A complete answer lists every line of the entries below where the string "Cumulative" appears.

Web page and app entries
╭──

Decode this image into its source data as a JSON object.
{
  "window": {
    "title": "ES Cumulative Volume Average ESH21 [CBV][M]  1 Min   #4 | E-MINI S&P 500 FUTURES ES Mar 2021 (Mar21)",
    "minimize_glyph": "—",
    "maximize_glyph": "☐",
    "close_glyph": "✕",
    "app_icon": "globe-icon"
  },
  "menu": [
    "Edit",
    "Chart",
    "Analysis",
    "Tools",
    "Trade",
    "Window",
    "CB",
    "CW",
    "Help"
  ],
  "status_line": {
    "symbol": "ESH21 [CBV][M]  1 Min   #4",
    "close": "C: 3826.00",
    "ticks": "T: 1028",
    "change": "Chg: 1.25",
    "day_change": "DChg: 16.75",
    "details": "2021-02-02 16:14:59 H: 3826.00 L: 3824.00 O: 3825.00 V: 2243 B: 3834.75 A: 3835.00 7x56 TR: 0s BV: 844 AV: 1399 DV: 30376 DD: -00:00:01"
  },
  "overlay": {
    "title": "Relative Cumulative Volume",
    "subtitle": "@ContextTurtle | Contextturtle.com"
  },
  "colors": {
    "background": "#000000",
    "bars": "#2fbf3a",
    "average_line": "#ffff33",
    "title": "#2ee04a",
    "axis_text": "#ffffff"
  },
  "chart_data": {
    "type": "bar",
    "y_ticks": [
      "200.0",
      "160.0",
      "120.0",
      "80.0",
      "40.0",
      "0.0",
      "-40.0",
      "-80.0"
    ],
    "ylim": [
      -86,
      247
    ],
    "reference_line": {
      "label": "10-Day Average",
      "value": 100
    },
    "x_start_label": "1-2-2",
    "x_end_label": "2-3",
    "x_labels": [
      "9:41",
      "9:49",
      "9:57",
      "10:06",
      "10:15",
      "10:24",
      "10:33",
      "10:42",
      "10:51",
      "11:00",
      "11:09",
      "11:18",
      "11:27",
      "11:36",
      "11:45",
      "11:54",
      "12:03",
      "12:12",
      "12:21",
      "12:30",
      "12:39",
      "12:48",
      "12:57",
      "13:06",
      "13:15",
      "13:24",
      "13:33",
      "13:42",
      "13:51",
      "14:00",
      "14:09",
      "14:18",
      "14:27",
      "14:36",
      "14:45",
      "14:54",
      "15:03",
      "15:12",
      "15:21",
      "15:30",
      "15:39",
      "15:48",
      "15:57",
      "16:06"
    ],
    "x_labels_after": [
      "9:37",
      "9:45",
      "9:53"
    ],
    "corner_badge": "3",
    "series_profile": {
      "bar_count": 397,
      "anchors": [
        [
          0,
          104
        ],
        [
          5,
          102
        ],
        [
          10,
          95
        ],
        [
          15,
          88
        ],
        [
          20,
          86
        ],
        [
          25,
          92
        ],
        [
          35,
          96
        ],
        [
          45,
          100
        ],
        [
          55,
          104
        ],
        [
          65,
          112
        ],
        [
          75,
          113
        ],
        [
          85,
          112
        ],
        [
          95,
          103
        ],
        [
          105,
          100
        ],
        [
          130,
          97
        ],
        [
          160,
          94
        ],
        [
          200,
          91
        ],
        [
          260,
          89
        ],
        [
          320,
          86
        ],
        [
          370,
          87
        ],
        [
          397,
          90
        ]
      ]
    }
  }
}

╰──

Task answer:
    "title": "ES Cumulative Volume Average ESH21 [CBV][M]  1 Min   #4 | E-MINI S&P 500 FUTURES ES Mar 2021 (Mar21)",
    "title": "Relative Cumulative Volume",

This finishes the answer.